Rudy is a small-time crook who assumes his dead cellmate's identity on release from prison in order to cop off with his gorgeous penpal. However, he soon learns that she and her terrifying brother expect him to use his (fictitious) experience working in a casino to help them carry out a heist...
Until 20 minutes before it was due to be released, this twisted thriller went by the more memorable title of Reindeer Games (as in, "They never let poor Rudolph join in all their reindeer games..."). It's another exercise (as is Gremlins, Die Hard, or even Frankenheimer's Dead-Bang) in ironic juxtaposition as the snow, tinsel and tunes of Christmas dress up a bloody, cynical picture about violence on Earth and ill-will to all men. Though no longer running the risk of being taken for a kiddie cartoon, it's a shame that the film has wound up stuck with such a generic title.
With scripts for Arlington Road and Scream 3, Ehren Kruger has become the king of the cruel surprise. He divides the world into patsies and nasties, and his tendency to tag someone in one category, but then reveal that they're the other in disguise, means the worst you can imagine of everyone is liable to turn out to be a mere shadow of the rottenness they'll be called upon to display.
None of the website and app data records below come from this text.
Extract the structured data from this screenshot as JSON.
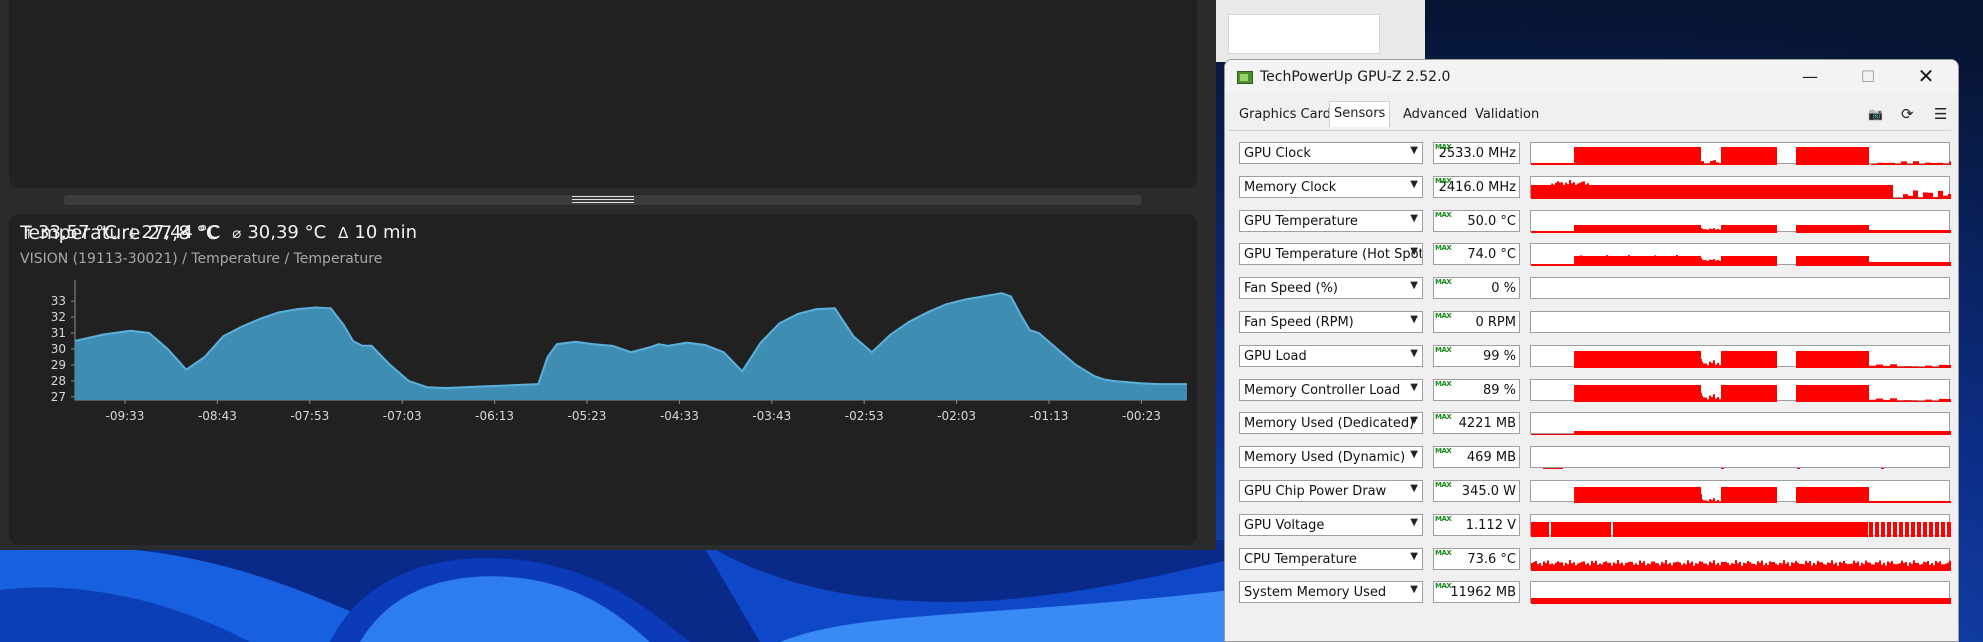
{
  "temperature_graph": {
    "title": "Temperature",
    "current": "27,8 °C",
    "max": "33,57 °C",
    "min": "27,44 °C",
    "avg": "30,39 °C",
    "interval": "10 min",
    "path": "VISION (19113-30021) / Temperature / Temperature",
    "icons": {
      "max": "max-arrow-icon",
      "min": "min-arrow-icon",
      "avg": "average-icon",
      "interval": "interval-icon"
    }
  },
  "chart_data": {
    "type": "area",
    "x_labels": [
      "-09:33",
      "-08:43",
      "-07:53",
      "-07:03",
      "-06:13",
      "-05:23",
      "-04:33",
      "-03:43",
      "-02:53",
      "-02:03",
      "-01:13",
      "-00:23"
    ],
    "y_ticks": [
      27,
      28,
      29,
      30,
      31,
      32,
      33
    ],
    "ylim": [
      26.8,
      33.7
    ],
    "x_range_seconds": [
      -600,
      0
    ],
    "values_x_seconds": [
      -600,
      -585,
      -570,
      -560,
      -550,
      -540,
      -530,
      -520,
      -510,
      -500,
      -490,
      -480,
      -470,
      -462,
      -455,
      -450,
      -445,
      -440,
      -430,
      -420,
      -410,
      -400,
      -390,
      -380,
      -370,
      -360,
      -350,
      -345,
      -340,
      -330,
      -320,
      -310,
      -300,
      -290,
      -285,
      -280,
      -270,
      -260,
      -250,
      -240,
      -230,
      -220,
      -210,
      -200,
      -190,
      -180,
      -170,
      -160,
      -150,
      -140,
      -130,
      -120,
      -110,
      -105,
      -100,
      -95,
      -90,
      -85,
      -80,
      -70,
      -60,
      -50,
      -45,
      -40,
      -35,
      -30,
      -25,
      -20,
      -15,
      -10,
      -5,
      0
    ],
    "values": [
      30.5,
      30.9,
      31.15,
      31.0,
      30.0,
      28.7,
      29.5,
      30.8,
      31.4,
      31.9,
      32.3,
      32.5,
      32.6,
      32.55,
      31.5,
      30.5,
      30.2,
      30.2,
      29.0,
      28.0,
      27.6,
      27.55,
      27.6,
      27.65,
      27.7,
      27.75,
      27.8,
      29.5,
      30.3,
      30.45,
      30.3,
      30.2,
      29.8,
      30.1,
      30.3,
      30.2,
      30.4,
      30.25,
      29.8,
      28.6,
      30.4,
      31.6,
      32.2,
      32.5,
      32.55,
      30.8,
      29.8,
      30.9,
      31.7,
      32.3,
      32.8,
      33.1,
      33.3,
      33.4,
      33.5,
      33.3,
      32.2,
      31.2,
      31.0,
      30.0,
      29.0,
      28.3,
      28.1,
      28.0,
      27.95,
      27.9,
      27.85,
      27.82,
      27.8,
      27.8,
      27.8,
      27.8
    ],
    "color": "#3f8db2",
    "line_color": "#5cb0dc",
    "grid": false
  },
  "gpuz": {
    "title": "TechPowerUp GPU-Z 2.52.0",
    "tabs": [
      "Graphics Card",
      "Sensors",
      "Advanced",
      "Validation"
    ],
    "active_tab": "Sensors",
    "max_tag": "MAX",
    "toolbar_icons": [
      "camera-icon",
      "refresh-icon",
      "menu-icon"
    ],
    "sensor_color": "#ff0000",
    "sensors": [
      {
        "name": "GPU Clock",
        "value": "2533.0 MHz",
        "pattern": "clock"
      },
      {
        "name": "Memory Clock",
        "value": "2416.0 MHz",
        "pattern": "memclock"
      },
      {
        "name": "GPU Temperature",
        "value": "50.0 °C",
        "pattern": "temp"
      },
      {
        "name": "GPU Temperature (Hot Spot)",
        "value": "74.0 °C",
        "pattern": "hotspot"
      },
      {
        "name": "Fan Speed (%)",
        "value": "0 %",
        "pattern": "empty"
      },
      {
        "name": "Fan Speed (RPM)",
        "value": "0 RPM",
        "pattern": "empty"
      },
      {
        "name": "GPU Load",
        "value": "99 %",
        "pattern": "load"
      },
      {
        "name": "Memory Controller Load",
        "value": "89 %",
        "pattern": "load"
      },
      {
        "name": "Memory Used (Dedicated)",
        "value": "4221 MB",
        "pattern": "memused"
      },
      {
        "name": "Memory Used (Dynamic)",
        "value": "469 MB",
        "pattern": "dynamic"
      },
      {
        "name": "GPU Chip Power Draw",
        "value": "345.0 W",
        "pattern": "power"
      },
      {
        "name": "GPU Voltage",
        "value": "1.112 V",
        "pattern": "voltage"
      },
      {
        "name": "CPU Temperature",
        "value": "73.6 °C",
        "pattern": "cputemp"
      },
      {
        "name": "System Memory Used",
        "value": "11962 MB",
        "pattern": "sysmem"
      }
    ]
  }
}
The most sympathetic character here is a professional car thief who sleeps with his dead best friend's girl, and only Affleck's bewildered charm makes put-upon ex-con Rudy a credible central figure and narrator. Affleck, making his bones as a solo action hero, is here trying for a Robert Mitchum-cum-George Clooney hard-but-sensitive feel, though he carries himself less like a villain out to go straight than a nice kid whose jail tattoos are wash-off transfers.
The opening scene finds five Santas lying bloodily in the snow, then quickly flashes back to the days that have led to this Christmas massacre as Rudy falls in with the too-scrumptious-to-be-true Ashley (Theron) and her amazingly fiendish brother Gabriel (Sinise), a pumped-up Manson lookalike who is also known as "Monster", relating to the truck that he smuggles illegal guns in. Rudy quickly realises Monster's mates, including a slow-burning Clarence Williams III and typecast Hispanic baddie Danny Trejo, may be ruthlessly kill-happy, but are also fundamentally liable to bungle any job. Nevertheless, some far-fetched bits of plot keep him with the gang until everything blows up and some expected nasty surprises are mixed in with one or two real turn-ups-for-the-books. All in all, an opportunity missed.
Fantastically implausible and utterly silly, this overcomes the uninspired performances to deliver a brainless bit of undemanding entertainment - if you like that sort of thing.